Material for this exercise =
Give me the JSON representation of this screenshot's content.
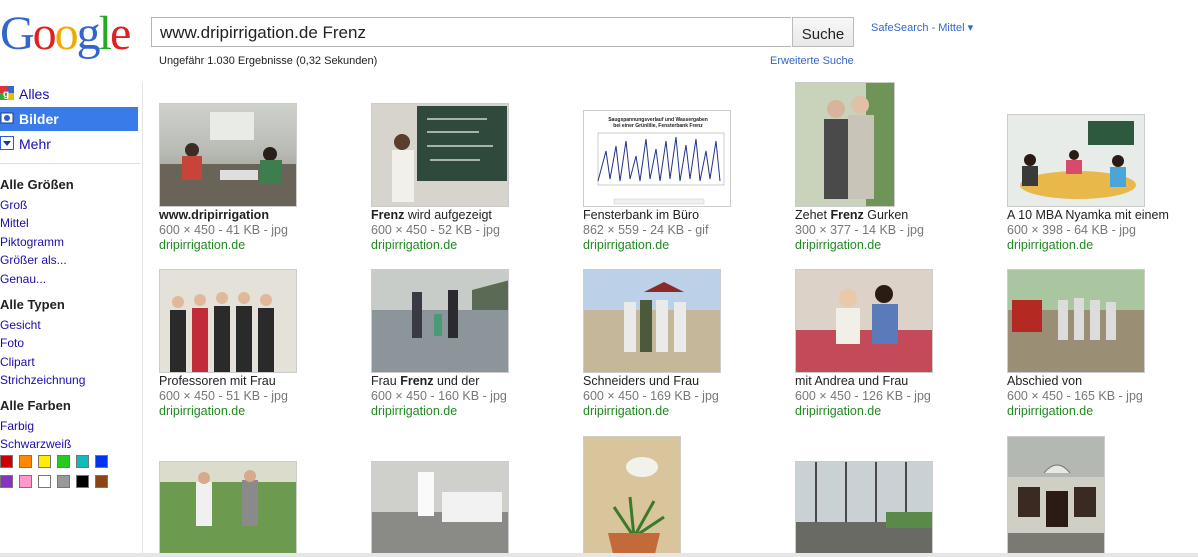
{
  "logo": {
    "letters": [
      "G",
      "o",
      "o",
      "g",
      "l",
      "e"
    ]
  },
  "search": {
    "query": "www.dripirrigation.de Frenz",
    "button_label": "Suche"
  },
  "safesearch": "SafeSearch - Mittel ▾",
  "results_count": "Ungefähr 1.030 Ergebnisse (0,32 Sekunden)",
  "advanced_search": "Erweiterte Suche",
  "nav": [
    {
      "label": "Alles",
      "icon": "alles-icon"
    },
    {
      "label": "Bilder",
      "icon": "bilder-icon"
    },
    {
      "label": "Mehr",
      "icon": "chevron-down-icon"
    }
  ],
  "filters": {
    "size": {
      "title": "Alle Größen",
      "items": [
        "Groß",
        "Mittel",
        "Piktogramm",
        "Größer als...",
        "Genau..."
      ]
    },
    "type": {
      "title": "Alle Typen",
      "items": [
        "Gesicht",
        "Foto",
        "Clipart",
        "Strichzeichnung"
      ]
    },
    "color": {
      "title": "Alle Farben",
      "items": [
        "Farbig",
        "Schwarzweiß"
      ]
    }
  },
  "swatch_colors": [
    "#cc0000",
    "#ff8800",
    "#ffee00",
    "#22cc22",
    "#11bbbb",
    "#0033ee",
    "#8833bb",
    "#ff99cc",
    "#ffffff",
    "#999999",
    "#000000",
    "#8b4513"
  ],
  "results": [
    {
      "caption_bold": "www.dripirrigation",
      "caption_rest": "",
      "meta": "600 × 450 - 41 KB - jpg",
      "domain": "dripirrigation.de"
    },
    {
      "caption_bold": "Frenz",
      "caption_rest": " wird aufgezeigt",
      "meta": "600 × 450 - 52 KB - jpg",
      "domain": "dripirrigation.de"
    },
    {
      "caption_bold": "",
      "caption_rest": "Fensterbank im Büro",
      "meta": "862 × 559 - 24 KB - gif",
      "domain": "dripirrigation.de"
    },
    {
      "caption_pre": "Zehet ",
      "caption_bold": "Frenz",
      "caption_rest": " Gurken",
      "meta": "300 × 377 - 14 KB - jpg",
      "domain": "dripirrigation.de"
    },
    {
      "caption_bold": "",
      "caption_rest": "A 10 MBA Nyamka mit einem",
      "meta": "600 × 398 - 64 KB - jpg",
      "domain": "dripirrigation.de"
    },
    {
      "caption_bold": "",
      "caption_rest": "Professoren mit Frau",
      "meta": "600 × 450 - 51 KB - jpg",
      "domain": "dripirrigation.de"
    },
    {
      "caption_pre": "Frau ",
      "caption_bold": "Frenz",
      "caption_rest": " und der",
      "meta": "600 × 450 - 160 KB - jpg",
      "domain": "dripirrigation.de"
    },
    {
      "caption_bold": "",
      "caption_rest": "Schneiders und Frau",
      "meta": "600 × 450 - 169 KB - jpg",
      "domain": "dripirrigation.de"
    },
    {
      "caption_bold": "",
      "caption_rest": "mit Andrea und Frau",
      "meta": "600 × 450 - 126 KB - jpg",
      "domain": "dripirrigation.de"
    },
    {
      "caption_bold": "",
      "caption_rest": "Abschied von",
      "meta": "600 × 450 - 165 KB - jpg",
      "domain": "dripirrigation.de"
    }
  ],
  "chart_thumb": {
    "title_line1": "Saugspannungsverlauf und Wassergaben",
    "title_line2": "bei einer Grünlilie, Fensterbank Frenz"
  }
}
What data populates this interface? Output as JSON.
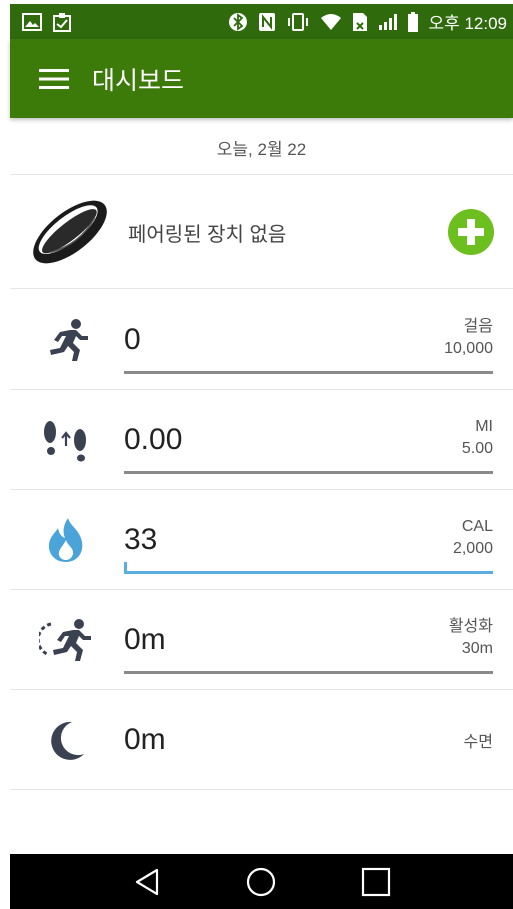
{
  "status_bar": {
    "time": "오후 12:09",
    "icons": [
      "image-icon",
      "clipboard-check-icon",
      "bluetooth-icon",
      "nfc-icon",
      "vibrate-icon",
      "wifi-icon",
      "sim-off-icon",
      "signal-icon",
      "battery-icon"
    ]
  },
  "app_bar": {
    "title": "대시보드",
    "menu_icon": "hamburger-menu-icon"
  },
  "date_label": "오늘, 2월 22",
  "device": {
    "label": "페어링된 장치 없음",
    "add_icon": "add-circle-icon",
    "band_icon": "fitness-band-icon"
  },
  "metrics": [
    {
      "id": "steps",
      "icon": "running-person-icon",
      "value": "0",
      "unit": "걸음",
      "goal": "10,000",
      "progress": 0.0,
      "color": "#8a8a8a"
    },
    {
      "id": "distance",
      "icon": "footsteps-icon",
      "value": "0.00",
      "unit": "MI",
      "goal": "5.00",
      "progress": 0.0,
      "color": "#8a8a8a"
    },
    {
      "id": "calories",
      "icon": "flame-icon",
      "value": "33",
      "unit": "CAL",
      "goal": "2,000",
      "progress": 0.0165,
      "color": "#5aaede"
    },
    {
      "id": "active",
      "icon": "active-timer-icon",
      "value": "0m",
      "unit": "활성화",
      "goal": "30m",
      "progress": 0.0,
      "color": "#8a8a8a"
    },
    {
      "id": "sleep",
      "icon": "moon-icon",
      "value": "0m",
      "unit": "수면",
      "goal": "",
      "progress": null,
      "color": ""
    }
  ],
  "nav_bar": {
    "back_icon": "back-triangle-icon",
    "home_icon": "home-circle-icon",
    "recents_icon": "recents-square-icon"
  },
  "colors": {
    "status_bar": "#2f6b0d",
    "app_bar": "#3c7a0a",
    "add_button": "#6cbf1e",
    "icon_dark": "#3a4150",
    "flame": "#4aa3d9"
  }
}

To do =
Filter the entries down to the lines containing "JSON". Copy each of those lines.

Exercise solution =
Give me the JSON representation of this screenshot's content.
What data populates this interface? Output as JSON.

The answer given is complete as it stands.